A single "No Smoking" sign, displayed at one entrance, should be sufficient to remind hospitality customers of the forthcoming smoking ban in England and Wales, according to the British Hospitality Association (BHA).
In its submission to the Department of Health's consultation programme for England, the BHA warns there is ambiguity over where the signs are to be displayed. A similar submission has been sent to the Welsh Assembly Government, which is introducing a smoking ban on 2 April 2007.
Bob Cotton, BHA chief executive, said that while the Health Bill refers to one sign, the regulations propose a sign in a prominent position in each entrance.
"How many signs do we need? This is a typical example of government trying to gold-plate an Act of Parliament when it should be left to individual operators," Cotton said.
"We propose that the signage requirement should be reduced to the minimum consistent with the Act - that is, one (A5) sign with the international no smoking symbol at one public entrance to the premises. Wording and further signs should be a matter for the operators."
Cotton also describes as "nonsense" the proposal that where a hotel designates one or more bedrooms for smoking, the sign displays the words "except in a designated room".
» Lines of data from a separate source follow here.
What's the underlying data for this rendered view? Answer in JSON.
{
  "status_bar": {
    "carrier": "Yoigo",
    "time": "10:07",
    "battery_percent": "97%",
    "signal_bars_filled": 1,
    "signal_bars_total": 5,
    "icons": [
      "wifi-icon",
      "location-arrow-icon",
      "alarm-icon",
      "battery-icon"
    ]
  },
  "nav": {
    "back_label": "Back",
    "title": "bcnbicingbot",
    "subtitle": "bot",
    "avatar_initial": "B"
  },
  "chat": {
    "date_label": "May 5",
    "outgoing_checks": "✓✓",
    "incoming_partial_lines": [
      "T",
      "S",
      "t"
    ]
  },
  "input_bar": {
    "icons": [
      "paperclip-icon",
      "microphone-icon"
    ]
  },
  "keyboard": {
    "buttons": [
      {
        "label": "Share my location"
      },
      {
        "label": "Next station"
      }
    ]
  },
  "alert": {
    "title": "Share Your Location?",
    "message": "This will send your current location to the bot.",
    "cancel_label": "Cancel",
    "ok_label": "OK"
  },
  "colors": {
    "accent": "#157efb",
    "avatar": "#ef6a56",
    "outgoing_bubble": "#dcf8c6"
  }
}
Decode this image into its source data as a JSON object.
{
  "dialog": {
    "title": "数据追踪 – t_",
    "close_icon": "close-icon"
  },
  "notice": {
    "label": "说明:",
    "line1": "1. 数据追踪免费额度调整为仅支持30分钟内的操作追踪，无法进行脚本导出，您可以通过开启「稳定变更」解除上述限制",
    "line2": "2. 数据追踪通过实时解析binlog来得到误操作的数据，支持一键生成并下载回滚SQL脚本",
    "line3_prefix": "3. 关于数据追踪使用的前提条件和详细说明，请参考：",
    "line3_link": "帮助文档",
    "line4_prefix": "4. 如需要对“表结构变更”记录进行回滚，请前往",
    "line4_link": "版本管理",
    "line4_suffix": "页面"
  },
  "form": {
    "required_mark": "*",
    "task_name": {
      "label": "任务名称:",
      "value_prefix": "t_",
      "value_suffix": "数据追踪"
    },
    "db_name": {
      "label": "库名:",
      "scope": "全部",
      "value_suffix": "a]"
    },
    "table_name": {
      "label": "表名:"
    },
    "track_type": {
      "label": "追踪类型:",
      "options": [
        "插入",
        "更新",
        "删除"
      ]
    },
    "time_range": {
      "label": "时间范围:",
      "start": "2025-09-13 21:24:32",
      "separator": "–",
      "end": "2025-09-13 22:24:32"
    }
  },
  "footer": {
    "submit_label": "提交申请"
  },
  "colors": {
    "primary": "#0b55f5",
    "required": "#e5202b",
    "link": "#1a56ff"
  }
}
"This is bound to lead to customers asking if there is a public room, such as a bar, where they can smoke," he said.
By Daniel Thomas